At around 2:30 PM on a Thursday, Calgary Police Service officers invaded one of our community’s safe havens, Goliath’s Bathhouse. This surprise raid occurred on December 12, 2002. While not uncommon in the 80s, a bathhouse raid in the early aughts seemed quite anachronistic. In this series of blog posts, we will delve into the history of the Goliath’s raid. Along the way, we will explore injustice, changing queer culture and our complicated relationship with the police, past and present.
Part I: The Raid
On that Thursday afternoon, Terry Haldane was sitting in his room at Goliath’s when he heard a bang that sounded like a gunshot as police busted in the door and 25-30 officers entered the premises. In short order, he and the other guests were told to get dressed and were brought upstairs to the Texas Lounge for processing. The accused were held in the lounge for four hours while CPS officials tested the bathhouse with Luminol, a chemical fluorescence test for bodily fluids.
Initially thinking the police were looking for drugs or someone wanted for a major crime, Terry asked a detective what was going on. They were told they were being charged with being a found-in of a common bawdy house (brothel) under the Criminal Code of Canada. The twelve other guests – most of them married – were charged with the same. Meanwhile, the owners of Goliath’s were charged with being keepers of a common bawdy house.
Gay bathhouses typically do not function as brothels: patrons typically pay an entry or membership fee for admittance to the facilities and then are free to have sex with other patrons, except in designated spaces such as a jacuzzi or public areas like a lobby or TV room. Ordinarily, nobody gets paid to have sex, and thus no prostitution occurs, but anyone suspected of receiving money or drugs for sex is swiftly ejected from the premises by staff.

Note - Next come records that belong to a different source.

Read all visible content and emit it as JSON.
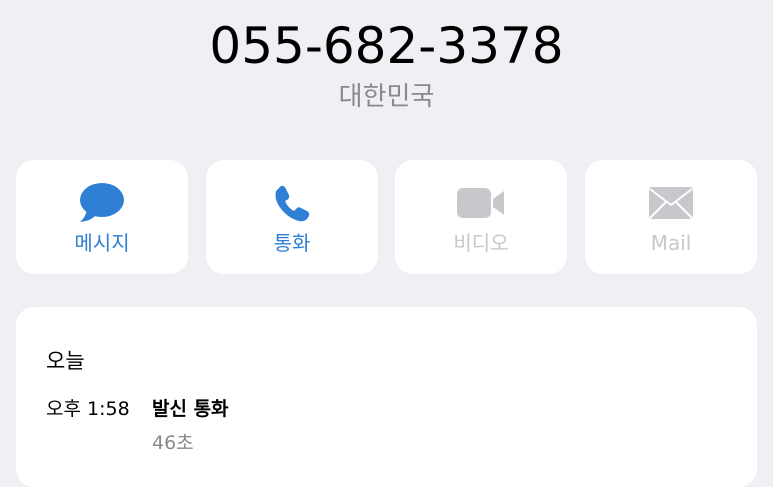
{
  "contact": {
    "phone_number": "055-682-3378",
    "country": "대한민국"
  },
  "actions": [
    {
      "label": "메시지",
      "icon": "message-bubble-icon",
      "enabled": true
    },
    {
      "label": "통화",
      "icon": "phone-icon",
      "enabled": true
    },
    {
      "label": "비디오",
      "icon": "video-camera-icon",
      "enabled": false
    },
    {
      "label": "Mail",
      "icon": "mail-envelope-icon",
      "enabled": false
    }
  ],
  "recents": {
    "day": "오늘",
    "entries": [
      {
        "time": "오후 1:58",
        "type": "발신 통화",
        "duration": "46초"
      }
    ]
  },
  "colors": {
    "background": "#efeff4",
    "accent": "#2f7fd4",
    "disabled": "#c8c8cc",
    "secondary_text": "#8a8a8e"
  }
}
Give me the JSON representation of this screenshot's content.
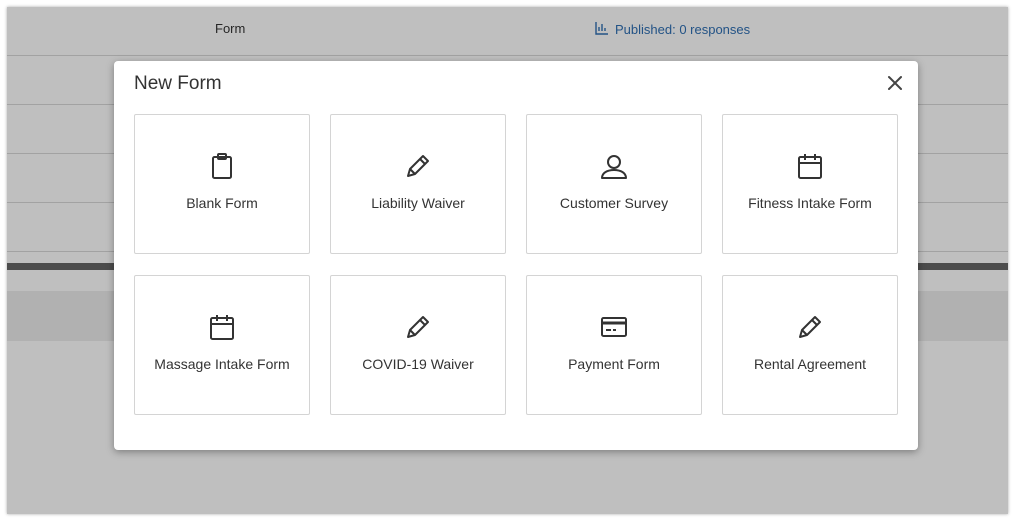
{
  "background": {
    "rows": [
      {
        "type": "Form",
        "status": "Published: 0 responses"
      }
    ]
  },
  "modal": {
    "title": "New Form",
    "close_icon": "close-icon",
    "templates": [
      {
        "label": "Blank Form",
        "icon": "clipboard-icon"
      },
      {
        "label": "Liability Waiver",
        "icon": "pencil-icon"
      },
      {
        "label": "Customer Survey",
        "icon": "user-icon"
      },
      {
        "label": "Fitness Intake Form",
        "icon": "calendar-icon"
      },
      {
        "label": "Massage Intake Form",
        "icon": "calendar-icon"
      },
      {
        "label": "COVID-19 Waiver",
        "icon": "pencil-icon"
      },
      {
        "label": "Payment Form",
        "icon": "credit-card-icon"
      },
      {
        "label": "Rental Agreement",
        "icon": "pencil-icon"
      }
    ]
  },
  "colors": {
    "link": "#2f6fb3",
    "text": "#333333",
    "card_border": "#d4d4d4",
    "icon": "#333333"
  }
}
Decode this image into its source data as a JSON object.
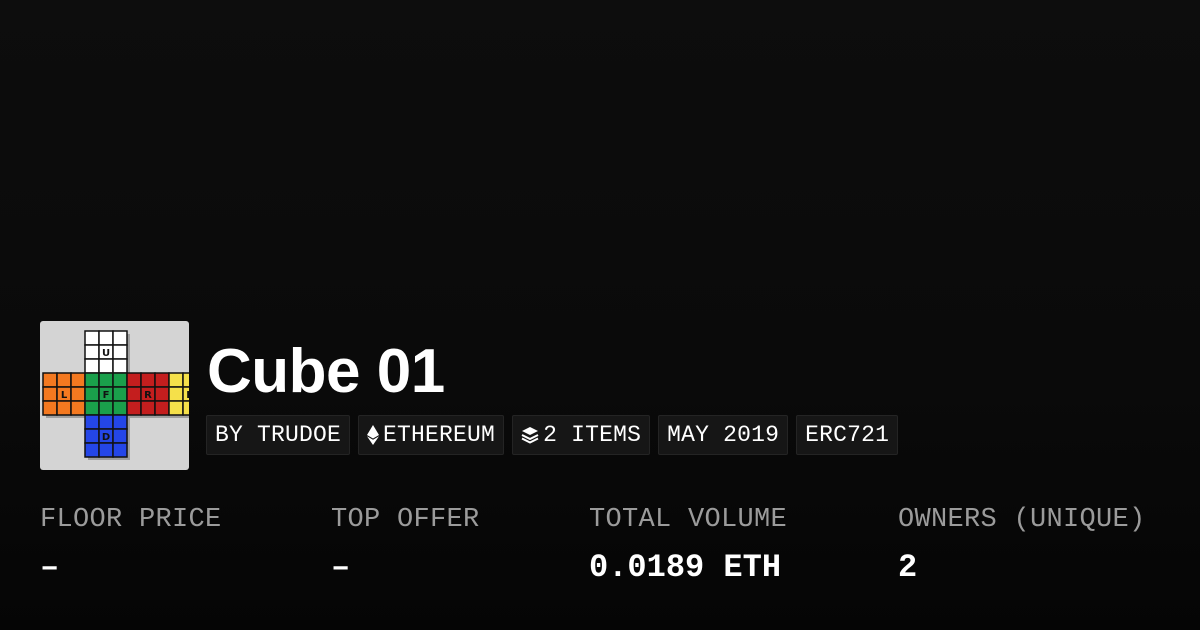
{
  "collection": {
    "name": "Cube 01",
    "thumbnail": {
      "icon": "rubiks-cube-net-icon",
      "face_letters": [
        "U",
        "L",
        "F",
        "R",
        "B",
        "D"
      ],
      "face_colors": {
        "U": "#ffffff",
        "L": "#f47920",
        "F": "#1aa04b",
        "R": "#c41e1e",
        "B": "#f5e04a",
        "D": "#2446e8"
      }
    }
  },
  "tags": [
    {
      "label": "BY TRUDOE",
      "icon": null
    },
    {
      "label": "ETHEREUM",
      "icon": "ethereum-icon"
    },
    {
      "label": "2 ITEMS",
      "icon": "layers-icon"
    },
    {
      "label": "MAY 2019",
      "icon": null
    },
    {
      "label": "ERC721",
      "icon": null
    }
  ],
  "stats": [
    {
      "label": "FLOOR PRICE",
      "value": "–"
    },
    {
      "label": "TOP OFFER",
      "value": "–"
    },
    {
      "label": "TOTAL VOLUME",
      "value": "0.0189 ETH"
    },
    {
      "label": "OWNERS (UNIQUE)",
      "value": "2"
    }
  ],
  "colors": {
    "background": "#0a0a0a",
    "tag_background": "#161616",
    "label_gray": "#9b9b9b",
    "text": "#ffffff"
  }
}
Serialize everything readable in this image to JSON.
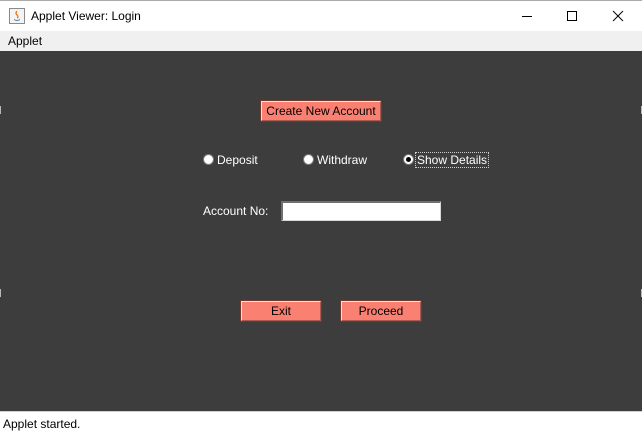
{
  "window": {
    "title": "Applet Viewer: Login",
    "icon": "java-cup-icon",
    "controls": [
      "minimize-icon",
      "maximize-icon",
      "close-icon"
    ]
  },
  "menubar": {
    "items": [
      {
        "label": "Applet"
      }
    ]
  },
  "applet": {
    "background_color": "#3d3d3d",
    "button_color": "#fa8072",
    "create_account_label": "Create New Account",
    "options": [
      {
        "label": "Deposit",
        "checked": false
      },
      {
        "label": "Withdraw",
        "checked": false
      },
      {
        "label": "Show Details",
        "checked": true
      }
    ],
    "account_no_label": "Account No:",
    "account_no_value": "",
    "exit_label": "Exit",
    "proceed_label": "Proceed"
  },
  "status": {
    "text": "Applet started."
  }
}
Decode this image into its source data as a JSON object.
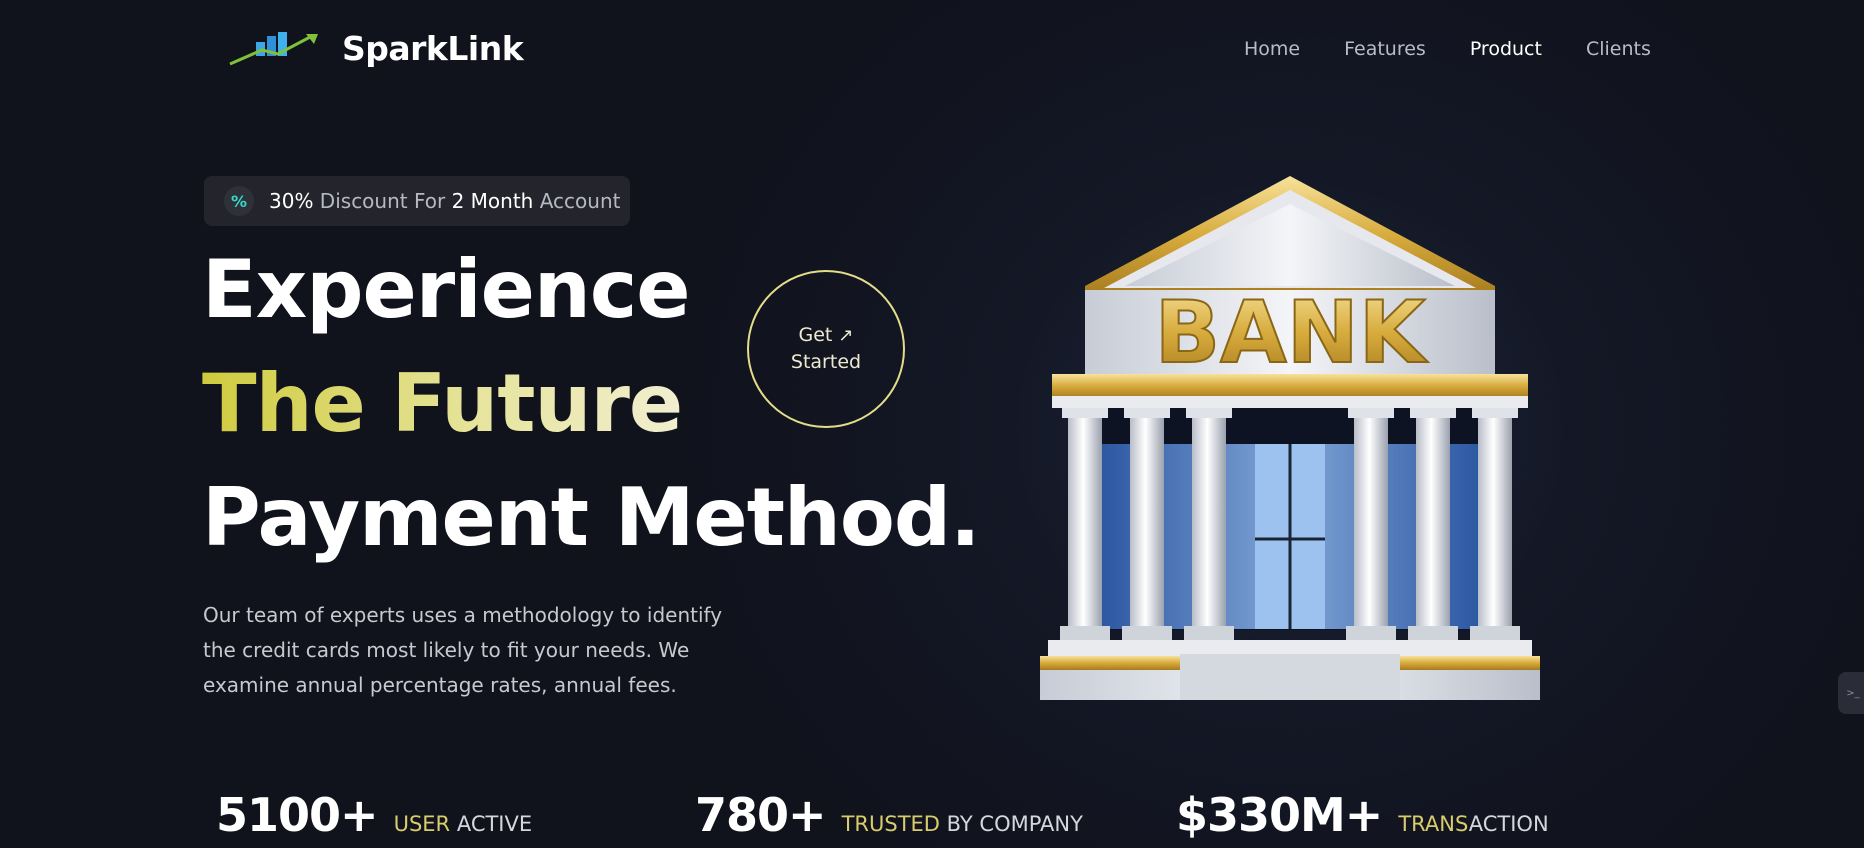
{
  "brand": {
    "name": "SparkLink"
  },
  "nav": {
    "items": [
      {
        "label": "Home",
        "active": false
      },
      {
        "label": "Features",
        "active": false
      },
      {
        "label": "Product",
        "active": true
      },
      {
        "label": "Clients",
        "active": false
      }
    ]
  },
  "badge": {
    "icon": "percent-icon",
    "part1": "30%",
    "part2": " Discount For ",
    "part3": "2 Month",
    "part4": " Account"
  },
  "hero": {
    "line1": "Experience",
    "line2": "The Future",
    "line3": "Payment Method.",
    "cta_line1": "Get",
    "cta_line2": "Started",
    "description": "Our team of experts uses a methodology to identify the credit cards most likely to fit your needs. We examine annual percentage rates, annual fees."
  },
  "illustration": {
    "sign_text": "BANK",
    "icon": "bank-building-icon"
  },
  "stats": [
    {
      "value": "5100+",
      "label_highlight": "USER",
      "label_rest": " ACTIVE"
    },
    {
      "value": "780+",
      "label_highlight": "TRUSTED",
      "label_rest": " BY COMPANY"
    },
    {
      "value": "$330M+",
      "label_highlight": "TRANS",
      "label_rest": "ACTION"
    }
  ],
  "colors": {
    "background": "#141826",
    "accent_yellow": "#d8cc6c",
    "teal": "#36d9c6"
  }
}
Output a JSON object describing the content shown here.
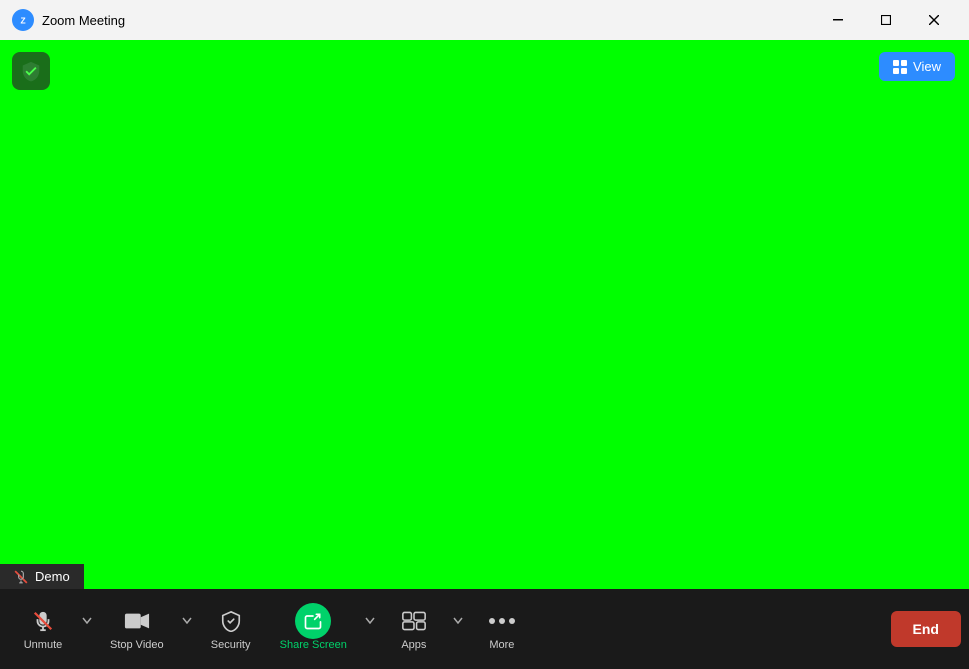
{
  "titleBar": {
    "title": "Zoom Meeting",
    "logo": "zoom-logo",
    "minimize": "−",
    "maximize": "□",
    "close": "✕"
  },
  "viewButton": {
    "label": "View",
    "icon": "grid-icon"
  },
  "shieldBadge": {
    "icon": "shield-check-icon"
  },
  "demoLabel": {
    "micIcon": "mic-muted-icon",
    "text": "Demo"
  },
  "toolbar": {
    "unmute": {
      "label": "Unmute",
      "icon": "mic-icon"
    },
    "stopVideo": {
      "label": "Stop Video",
      "icon": "video-icon"
    },
    "security": {
      "label": "Security",
      "icon": "shield-icon"
    },
    "shareScreen": {
      "label": "Share Screen",
      "icon": "share-icon"
    },
    "apps": {
      "label": "Apps",
      "icon": "apps-icon"
    },
    "more": {
      "label": "More",
      "icon": "more-icon"
    },
    "end": {
      "label": "End"
    }
  },
  "meetingBg": "#00ff00"
}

According to Terry and Stephen, the trigger for the raid was an anonymous complaint left on a police department’s answering machine. Apparently, the man who left the complaint claimed that he had been prostituting down at Goliath’s and that he had been sexually assaulted there. The complaint was taken to the Crown, and a judge issued warrants for the surveillance and raid of the bathhouse. Terry and Stephen felt these claims in the complaint were unsubstantiated. Unfortunately, the man who made the complaint died in a motorcycle accident the day before he was set to testify.
So why would a police service decide to raid a bathhouse 20 years after the controversial raids in other cities, based on relatively scant evidence? There are a few hypotheses, but Terry and Stephen suspect that a big part of it was that Calgary had just gotten a new Chief Crown Prosecutor that wanted to make a name for himself. Not long before, an adult bookstore had been shuttered on 1st St SW, where there were peepshows and porn booths. They speculate that Goliath’s made another easy target to “clean up the city,” not expecting anyone to fight back in court.
Terry was taken to the police station and asked to give a statement. He was told that if he made a statement against the owners, the charges against him would go away. He refused, saying that the bathhouse had been licensed and properly health inspected for years; he’d been a regular at the bathhouse and never saw an exchange of money or anything of the sort. Having refused, he was given a court date in January to make his plea and contacted his lawyer. The Crown prosecutor also offered him a plea deal at this time—dropping all charges—if he agreed to take the Alternative Measures Program: a three-day rehabilitation program designed for Johns busted for attempting to purchase sex. While the other twelve arrested gentlemen took this bargain, Terry refused because he simply wasn’t buying sex down there and had done nothing illegal.
Terry contacted his long-time partner, Stephen Lock, about what had happened. They and a few other found-ins met to figure out what to do next. They were afraid of the ramifications for their marriages, relationships with their children, jobs, and because of their religious affiliations. They were justifiably worried: the raid was covered in several media outlets, including The Gatekeeper, Global, CTV, CBC, Xtra West and Xtra Toronto. Their names were published despite the request of the Crown prosecutor to have a publication ban. The judge refused the ban, reasoning that names are published in other prostitution-related cases, and he didn’t believe this case should be any different.
Next week: Part 2.